■ SUPPLIED ENTRIES:
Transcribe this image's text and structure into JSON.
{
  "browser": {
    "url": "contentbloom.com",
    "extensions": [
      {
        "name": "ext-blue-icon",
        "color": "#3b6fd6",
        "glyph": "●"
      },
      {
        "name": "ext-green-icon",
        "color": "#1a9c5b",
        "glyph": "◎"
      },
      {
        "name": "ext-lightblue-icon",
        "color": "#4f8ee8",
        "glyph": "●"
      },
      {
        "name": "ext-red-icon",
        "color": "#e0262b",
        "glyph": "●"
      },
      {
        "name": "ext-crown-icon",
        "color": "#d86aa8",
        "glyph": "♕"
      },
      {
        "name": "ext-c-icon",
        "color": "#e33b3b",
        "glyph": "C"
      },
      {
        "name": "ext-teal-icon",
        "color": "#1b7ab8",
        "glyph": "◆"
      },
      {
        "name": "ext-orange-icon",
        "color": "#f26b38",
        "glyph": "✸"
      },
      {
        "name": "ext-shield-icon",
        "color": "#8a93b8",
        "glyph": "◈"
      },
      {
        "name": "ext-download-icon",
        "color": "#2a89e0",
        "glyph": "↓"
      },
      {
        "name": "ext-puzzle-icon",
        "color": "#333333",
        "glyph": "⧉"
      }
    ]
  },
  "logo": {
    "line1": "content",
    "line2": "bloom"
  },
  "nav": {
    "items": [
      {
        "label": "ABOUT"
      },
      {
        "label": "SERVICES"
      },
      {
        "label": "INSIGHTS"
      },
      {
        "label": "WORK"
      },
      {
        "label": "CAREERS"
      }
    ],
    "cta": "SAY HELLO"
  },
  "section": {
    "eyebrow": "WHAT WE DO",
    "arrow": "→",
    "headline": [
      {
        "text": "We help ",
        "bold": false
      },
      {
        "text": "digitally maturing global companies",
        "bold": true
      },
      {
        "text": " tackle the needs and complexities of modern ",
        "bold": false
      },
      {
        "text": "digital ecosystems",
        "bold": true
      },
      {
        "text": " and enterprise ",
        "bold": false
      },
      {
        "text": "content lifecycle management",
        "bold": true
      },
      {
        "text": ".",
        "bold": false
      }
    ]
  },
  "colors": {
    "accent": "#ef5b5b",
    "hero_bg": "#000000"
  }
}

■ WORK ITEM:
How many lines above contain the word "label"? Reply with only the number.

■ WRITTEN ANSWER:
5